Muirhead Bone was a self taught Scottish printmaker and watercolourist. He was born in 1876. He initially took up architecture, but later went on to study art at the Glasgow School of Art, where he specialised in printmaking.
He moved to London where he met fellow artist William Strang and Alphonse Legros. He became a member the New English Art Club and the Glasgow Art Club.
As he was aged 38 when the war broke out, he was saved from being enlisted in the army, but served as an Official War Artist for the British War Propaganda Bureau. He was commissioned as an honorary Second Lieutenant. He arrived in France during the Battle of the Somme, serving with the Allied forces on the Western Front and also with the Royal Navy. He made over 150 drawings of the war, mainly working in black and white. He enjoyed drawing complex subjects, such as thousands of shells in munitions factories, or large ocean liners.
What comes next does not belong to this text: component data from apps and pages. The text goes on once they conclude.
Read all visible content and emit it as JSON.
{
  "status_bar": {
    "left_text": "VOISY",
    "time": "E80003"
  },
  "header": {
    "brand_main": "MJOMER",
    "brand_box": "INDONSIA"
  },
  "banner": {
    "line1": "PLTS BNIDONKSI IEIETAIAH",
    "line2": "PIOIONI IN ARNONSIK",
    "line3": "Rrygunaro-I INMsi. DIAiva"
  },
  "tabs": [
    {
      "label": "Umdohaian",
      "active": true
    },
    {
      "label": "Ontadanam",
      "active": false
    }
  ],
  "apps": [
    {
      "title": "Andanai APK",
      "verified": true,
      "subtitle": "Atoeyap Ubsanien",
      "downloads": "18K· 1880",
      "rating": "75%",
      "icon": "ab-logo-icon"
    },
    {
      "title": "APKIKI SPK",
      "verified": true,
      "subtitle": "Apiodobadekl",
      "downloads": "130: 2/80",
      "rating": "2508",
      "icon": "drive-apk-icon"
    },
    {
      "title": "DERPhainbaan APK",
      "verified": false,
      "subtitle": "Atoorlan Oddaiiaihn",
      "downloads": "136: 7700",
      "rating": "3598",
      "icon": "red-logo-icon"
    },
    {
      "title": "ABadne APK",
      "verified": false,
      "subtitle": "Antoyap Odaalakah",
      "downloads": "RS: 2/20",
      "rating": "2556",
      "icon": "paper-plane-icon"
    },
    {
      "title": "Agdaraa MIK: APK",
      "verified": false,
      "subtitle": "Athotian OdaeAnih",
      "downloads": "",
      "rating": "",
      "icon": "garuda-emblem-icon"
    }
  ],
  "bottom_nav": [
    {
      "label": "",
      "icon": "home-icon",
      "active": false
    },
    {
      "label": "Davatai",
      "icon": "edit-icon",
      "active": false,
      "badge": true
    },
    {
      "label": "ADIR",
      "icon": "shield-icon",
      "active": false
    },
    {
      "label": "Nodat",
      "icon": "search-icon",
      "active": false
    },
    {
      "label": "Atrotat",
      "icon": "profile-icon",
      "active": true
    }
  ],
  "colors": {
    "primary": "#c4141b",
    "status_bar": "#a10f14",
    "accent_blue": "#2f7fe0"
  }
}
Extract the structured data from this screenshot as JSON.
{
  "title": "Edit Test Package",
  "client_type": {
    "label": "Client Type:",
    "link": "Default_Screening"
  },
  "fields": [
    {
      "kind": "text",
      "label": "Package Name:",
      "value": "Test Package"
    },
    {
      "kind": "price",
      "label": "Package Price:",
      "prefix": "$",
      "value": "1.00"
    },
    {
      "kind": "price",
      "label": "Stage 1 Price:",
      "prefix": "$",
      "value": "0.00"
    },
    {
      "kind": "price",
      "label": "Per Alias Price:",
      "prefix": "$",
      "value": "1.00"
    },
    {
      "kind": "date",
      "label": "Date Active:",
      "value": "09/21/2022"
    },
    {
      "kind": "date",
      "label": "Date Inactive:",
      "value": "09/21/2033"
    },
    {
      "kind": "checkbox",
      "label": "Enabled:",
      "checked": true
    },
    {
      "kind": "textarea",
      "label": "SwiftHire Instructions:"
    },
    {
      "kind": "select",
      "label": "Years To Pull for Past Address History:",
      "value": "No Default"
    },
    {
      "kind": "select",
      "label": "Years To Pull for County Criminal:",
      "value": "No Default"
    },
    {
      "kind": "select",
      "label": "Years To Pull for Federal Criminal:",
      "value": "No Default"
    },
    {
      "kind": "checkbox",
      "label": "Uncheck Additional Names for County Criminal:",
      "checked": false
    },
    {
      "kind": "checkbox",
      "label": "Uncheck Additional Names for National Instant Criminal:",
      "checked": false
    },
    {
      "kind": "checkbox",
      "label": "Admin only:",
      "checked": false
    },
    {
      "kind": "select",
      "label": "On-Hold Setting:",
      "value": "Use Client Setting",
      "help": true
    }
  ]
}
Bone returned to England, where he drew the shipyards and battleships. He returned to France again in 1917 where he recorded the ruined towns and villages.
At the outbreak of the Second World War, Bone served for the second time as an Official War Artist, specialising in Admiralty portraits, officers, scenes of troops, London ruins and mine laying ships. During this time he produced 60 prints for a portfolio of war drawings.
He died in 1953 in Oxford.